7MHz should be a good band for DX but only at night. Paths to the East should be open around sunset, making DX contacts to the Far East possible. Paths to the West –North America, for example – should be open in the early hours of the morning. Although paths to the West are likely to peak shortly before sunrise, they might remain open for a while after it gets light. During daylight hours the Critical Frequency is likely to be below 7MHz so expect short-skip paths to be difficult. During the time that it isn’t possible to work stations around the UK, longer distance single-hop refractions to continental Europe might well remain good.

During daylight hours the Critical Frequency is likely to be above 3.5MHz so this band should be good for contacts up to a few hundred miles. At night the band will open for longer distance contacts. Multiple-hop refractions will become possible so the opportunities for DX working should be good at times.

Irrespective of the time of year, 1.8MHz will be closed during daylight hours because of absorption by the D Region of the ionosphere. This being so, you shouldn’t expect to hear anything beyond the range of Ground Wave propagation (tens of miles). As darkness falls and the D Region dissipates, the band will undoubtedly open up for skywave contacts. Single-hop refractions via the E Layer are likely to yield stations up to about 1300 miles away (so all of Europe). At times, longer distance contacts should be possible overnight.

 

Summing-Up

To summarise, while the HF bands are likely to be at their best during autumn, this year the best is unlikely to be good.

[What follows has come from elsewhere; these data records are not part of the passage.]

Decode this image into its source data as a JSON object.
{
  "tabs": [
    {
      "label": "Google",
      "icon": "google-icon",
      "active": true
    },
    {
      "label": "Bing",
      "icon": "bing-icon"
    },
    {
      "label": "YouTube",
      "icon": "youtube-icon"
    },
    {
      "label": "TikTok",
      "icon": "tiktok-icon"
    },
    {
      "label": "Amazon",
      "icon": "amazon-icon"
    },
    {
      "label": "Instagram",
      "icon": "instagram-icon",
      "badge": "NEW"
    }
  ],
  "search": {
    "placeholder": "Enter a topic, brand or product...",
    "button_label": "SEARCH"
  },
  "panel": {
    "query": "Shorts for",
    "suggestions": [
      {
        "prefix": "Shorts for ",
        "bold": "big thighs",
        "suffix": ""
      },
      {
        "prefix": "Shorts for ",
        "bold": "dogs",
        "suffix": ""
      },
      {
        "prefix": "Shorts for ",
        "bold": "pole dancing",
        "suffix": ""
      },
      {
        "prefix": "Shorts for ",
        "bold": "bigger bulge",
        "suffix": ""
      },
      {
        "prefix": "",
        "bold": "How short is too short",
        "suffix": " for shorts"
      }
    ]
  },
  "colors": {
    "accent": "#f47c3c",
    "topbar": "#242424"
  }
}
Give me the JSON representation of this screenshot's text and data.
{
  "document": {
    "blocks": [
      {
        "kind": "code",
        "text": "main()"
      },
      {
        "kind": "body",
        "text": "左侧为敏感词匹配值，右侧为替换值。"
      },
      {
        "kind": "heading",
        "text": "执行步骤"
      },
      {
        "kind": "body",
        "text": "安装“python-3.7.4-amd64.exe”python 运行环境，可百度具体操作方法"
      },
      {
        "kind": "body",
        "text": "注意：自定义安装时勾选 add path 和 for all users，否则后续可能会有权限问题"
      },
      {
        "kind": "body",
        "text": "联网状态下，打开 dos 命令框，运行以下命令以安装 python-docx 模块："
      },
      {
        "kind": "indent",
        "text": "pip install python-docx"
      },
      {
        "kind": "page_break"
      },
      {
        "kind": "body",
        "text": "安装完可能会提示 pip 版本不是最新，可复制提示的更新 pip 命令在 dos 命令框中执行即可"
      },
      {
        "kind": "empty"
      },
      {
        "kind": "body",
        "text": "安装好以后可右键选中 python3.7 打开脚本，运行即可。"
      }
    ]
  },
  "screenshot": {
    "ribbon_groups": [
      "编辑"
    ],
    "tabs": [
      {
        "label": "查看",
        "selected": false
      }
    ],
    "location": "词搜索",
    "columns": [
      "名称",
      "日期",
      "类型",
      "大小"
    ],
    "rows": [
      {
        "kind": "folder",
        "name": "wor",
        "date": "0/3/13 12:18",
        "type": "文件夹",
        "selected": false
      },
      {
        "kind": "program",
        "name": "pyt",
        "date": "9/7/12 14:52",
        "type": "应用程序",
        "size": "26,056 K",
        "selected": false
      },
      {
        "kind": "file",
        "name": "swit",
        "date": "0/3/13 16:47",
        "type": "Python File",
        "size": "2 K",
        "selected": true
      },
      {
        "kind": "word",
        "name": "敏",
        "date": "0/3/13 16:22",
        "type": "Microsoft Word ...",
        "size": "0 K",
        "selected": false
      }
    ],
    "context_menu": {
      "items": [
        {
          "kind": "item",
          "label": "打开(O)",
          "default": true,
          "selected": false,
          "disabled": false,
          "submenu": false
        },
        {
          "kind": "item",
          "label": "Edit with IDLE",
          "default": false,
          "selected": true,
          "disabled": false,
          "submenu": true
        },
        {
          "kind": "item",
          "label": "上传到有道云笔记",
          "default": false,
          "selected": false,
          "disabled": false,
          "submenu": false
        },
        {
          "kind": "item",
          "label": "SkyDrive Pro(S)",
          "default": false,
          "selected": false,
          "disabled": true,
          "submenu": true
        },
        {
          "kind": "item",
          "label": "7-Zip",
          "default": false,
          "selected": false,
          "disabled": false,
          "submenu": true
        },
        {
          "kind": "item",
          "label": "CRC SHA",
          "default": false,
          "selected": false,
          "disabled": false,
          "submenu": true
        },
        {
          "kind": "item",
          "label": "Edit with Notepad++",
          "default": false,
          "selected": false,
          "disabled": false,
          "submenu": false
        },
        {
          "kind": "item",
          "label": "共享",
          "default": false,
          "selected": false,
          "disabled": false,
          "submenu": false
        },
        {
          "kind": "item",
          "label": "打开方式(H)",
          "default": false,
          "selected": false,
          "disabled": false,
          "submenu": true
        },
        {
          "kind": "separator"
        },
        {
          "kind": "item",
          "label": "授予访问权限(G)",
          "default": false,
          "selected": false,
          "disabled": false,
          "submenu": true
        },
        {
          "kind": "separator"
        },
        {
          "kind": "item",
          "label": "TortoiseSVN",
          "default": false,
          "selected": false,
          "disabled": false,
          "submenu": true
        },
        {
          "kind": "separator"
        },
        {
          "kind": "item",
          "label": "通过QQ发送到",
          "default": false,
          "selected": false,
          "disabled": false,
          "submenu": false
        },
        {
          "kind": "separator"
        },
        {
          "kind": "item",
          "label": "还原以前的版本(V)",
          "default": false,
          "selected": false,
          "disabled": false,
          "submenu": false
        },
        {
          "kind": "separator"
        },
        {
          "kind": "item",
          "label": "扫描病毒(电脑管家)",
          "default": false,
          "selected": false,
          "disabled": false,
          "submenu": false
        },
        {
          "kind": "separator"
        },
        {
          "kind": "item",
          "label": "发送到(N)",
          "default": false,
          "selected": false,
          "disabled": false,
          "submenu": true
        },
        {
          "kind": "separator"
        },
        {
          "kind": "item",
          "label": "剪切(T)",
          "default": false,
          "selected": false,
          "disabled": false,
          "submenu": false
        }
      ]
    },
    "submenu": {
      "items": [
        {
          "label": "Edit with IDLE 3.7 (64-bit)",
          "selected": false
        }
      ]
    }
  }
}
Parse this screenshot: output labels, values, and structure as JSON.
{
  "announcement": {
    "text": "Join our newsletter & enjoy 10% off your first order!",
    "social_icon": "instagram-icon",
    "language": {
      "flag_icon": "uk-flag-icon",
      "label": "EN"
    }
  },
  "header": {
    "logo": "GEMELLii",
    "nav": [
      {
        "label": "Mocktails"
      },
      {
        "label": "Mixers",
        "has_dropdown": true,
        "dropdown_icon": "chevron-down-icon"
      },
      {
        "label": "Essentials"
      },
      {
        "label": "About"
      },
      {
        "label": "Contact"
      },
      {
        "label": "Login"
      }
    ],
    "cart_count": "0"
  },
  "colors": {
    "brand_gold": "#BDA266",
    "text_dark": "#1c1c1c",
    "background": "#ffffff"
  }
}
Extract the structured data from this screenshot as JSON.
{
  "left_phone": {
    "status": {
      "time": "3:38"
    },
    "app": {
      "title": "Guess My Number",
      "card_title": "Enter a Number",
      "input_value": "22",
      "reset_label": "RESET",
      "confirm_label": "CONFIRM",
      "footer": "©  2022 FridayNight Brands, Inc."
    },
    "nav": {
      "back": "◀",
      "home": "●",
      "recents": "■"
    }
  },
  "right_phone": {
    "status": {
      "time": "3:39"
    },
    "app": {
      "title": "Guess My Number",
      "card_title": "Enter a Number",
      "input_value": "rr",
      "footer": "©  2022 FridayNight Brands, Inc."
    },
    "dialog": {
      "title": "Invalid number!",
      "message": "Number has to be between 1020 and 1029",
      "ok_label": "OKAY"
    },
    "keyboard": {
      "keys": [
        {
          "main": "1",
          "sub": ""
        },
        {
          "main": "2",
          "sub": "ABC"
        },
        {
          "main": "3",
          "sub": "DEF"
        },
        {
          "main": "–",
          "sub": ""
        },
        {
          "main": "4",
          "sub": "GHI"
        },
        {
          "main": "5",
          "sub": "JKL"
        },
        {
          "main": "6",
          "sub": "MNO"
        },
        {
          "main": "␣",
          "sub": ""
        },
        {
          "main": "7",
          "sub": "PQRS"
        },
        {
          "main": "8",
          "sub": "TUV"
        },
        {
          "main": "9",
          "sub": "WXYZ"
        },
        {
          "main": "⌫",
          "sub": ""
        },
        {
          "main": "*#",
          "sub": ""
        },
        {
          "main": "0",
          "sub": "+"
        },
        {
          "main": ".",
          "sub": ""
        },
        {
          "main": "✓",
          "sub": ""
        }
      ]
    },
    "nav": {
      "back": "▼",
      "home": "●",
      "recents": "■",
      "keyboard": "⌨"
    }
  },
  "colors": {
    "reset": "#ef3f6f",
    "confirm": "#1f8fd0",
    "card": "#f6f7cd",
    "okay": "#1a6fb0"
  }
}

If you want to make the most of the meagre conditions we are likely to experience on many of the HF bands, narrow-band modes are likely to yield better results. This is because they offer a better signal-to-noise ratio than modes that require greater bandwidth. Traditionally this would mean using Morse rather than telephony but modern data modes are easy to get going on and many can be detected by a computer when a signal is too weak for a human operator to hear. PSK is a prime example of such a mode but Joe Taylor K1JT has over the years developed a suite of software offering a number of data modes optimised for different propagation types and paths. His recent development, FT8, is currently all the rage.